▶ **Directions**:
Working from the entries below, tally each line that holds "kind". Give the tally and nothing else.

§

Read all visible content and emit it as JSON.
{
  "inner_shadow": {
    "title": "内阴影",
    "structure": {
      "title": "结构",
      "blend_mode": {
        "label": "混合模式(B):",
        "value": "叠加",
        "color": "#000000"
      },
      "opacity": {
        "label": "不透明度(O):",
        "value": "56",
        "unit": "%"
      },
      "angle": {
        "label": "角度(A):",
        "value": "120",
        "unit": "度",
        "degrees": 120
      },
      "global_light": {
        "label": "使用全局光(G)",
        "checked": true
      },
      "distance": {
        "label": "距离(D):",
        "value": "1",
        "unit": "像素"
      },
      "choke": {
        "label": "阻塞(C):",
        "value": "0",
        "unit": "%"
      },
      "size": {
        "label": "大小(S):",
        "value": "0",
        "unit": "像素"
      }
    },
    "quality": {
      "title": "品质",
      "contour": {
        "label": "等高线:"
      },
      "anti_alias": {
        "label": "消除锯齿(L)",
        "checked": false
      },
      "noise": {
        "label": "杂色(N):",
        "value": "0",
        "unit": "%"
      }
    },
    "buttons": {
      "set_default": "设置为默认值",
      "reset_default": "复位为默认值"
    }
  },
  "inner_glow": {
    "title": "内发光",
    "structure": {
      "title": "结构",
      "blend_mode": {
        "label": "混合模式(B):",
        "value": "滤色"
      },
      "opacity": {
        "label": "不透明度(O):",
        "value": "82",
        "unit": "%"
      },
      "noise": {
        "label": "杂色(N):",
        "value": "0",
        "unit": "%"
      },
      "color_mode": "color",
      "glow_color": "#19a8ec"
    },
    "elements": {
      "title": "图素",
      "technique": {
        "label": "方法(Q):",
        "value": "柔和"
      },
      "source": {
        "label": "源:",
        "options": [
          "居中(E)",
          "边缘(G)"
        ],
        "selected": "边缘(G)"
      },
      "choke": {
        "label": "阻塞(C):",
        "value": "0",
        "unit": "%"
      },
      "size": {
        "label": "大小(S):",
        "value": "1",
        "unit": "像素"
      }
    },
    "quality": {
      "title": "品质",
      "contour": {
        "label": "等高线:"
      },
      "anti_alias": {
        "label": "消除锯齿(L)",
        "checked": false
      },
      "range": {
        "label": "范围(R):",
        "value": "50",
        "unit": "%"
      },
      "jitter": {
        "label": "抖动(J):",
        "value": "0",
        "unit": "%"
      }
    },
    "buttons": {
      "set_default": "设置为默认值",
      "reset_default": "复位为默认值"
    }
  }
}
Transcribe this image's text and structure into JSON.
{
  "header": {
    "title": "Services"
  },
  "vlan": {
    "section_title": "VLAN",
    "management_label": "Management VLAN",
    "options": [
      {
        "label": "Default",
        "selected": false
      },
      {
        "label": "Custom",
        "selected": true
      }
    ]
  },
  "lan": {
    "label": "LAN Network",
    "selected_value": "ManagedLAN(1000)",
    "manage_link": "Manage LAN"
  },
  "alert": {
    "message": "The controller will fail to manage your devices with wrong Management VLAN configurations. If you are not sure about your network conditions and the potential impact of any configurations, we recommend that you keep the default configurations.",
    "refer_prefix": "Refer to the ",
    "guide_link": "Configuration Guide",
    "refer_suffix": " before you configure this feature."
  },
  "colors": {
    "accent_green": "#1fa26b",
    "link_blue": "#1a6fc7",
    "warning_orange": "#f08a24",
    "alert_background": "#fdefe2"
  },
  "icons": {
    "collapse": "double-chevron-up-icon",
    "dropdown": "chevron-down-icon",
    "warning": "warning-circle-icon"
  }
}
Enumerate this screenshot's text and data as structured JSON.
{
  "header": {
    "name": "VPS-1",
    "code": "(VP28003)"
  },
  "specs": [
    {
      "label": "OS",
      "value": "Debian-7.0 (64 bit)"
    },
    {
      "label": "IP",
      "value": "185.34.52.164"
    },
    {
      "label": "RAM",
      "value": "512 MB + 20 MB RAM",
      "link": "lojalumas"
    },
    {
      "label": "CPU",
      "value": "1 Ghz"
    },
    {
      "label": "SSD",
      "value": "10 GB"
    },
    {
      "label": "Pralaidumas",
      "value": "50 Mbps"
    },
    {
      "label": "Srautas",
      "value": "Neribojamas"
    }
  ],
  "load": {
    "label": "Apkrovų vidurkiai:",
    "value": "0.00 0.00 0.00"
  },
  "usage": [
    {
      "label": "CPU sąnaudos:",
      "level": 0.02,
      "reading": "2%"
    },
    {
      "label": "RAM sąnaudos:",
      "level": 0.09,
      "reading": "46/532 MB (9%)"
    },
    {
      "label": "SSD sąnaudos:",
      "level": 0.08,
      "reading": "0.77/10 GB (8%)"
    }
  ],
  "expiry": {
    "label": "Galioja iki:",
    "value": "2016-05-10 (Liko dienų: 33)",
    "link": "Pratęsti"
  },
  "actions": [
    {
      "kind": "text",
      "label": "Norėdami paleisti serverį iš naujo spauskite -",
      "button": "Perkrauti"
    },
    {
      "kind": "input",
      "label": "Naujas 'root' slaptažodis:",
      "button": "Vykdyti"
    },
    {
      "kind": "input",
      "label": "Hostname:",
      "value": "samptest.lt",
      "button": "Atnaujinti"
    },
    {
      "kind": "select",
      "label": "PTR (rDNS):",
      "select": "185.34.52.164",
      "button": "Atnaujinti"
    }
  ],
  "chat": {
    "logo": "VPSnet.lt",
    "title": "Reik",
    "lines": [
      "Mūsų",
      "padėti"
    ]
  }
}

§

▶ **Response area**:
4